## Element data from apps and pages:
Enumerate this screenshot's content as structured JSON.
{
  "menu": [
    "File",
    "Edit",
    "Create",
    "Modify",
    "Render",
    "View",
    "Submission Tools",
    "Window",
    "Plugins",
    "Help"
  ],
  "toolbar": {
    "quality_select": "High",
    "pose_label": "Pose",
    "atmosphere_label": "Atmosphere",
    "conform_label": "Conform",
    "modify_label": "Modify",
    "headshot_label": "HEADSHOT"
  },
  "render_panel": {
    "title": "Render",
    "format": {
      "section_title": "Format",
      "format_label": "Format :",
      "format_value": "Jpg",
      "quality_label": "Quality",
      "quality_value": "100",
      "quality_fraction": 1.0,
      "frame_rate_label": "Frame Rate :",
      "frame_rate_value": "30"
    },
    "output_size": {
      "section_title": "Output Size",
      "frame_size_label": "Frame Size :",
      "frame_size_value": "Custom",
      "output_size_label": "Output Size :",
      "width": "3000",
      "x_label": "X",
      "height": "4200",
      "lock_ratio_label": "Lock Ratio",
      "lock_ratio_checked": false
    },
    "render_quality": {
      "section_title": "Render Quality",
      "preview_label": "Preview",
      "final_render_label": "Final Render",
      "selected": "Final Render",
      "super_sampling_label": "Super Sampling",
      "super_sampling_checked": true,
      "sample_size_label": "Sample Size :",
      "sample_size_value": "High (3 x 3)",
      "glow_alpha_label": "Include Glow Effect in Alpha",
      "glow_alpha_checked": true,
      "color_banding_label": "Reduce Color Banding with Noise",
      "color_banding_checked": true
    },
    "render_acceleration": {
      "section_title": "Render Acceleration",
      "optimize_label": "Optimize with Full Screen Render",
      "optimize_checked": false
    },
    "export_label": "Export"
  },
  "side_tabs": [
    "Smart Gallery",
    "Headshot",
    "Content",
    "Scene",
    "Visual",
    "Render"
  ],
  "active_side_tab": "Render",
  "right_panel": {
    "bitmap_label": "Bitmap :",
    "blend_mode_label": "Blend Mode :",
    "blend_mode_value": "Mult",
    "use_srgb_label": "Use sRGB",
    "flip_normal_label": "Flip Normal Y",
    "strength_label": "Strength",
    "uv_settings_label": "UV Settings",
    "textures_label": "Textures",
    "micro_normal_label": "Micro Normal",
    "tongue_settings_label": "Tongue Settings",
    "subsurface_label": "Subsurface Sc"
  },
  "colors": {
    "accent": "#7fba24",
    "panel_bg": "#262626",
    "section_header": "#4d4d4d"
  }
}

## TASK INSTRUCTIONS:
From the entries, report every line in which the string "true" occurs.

## RESULT OF THE TASK:
      "super_sampling_checked": true,
      "glow_alpha_checked": true,
      "color_banding_checked": true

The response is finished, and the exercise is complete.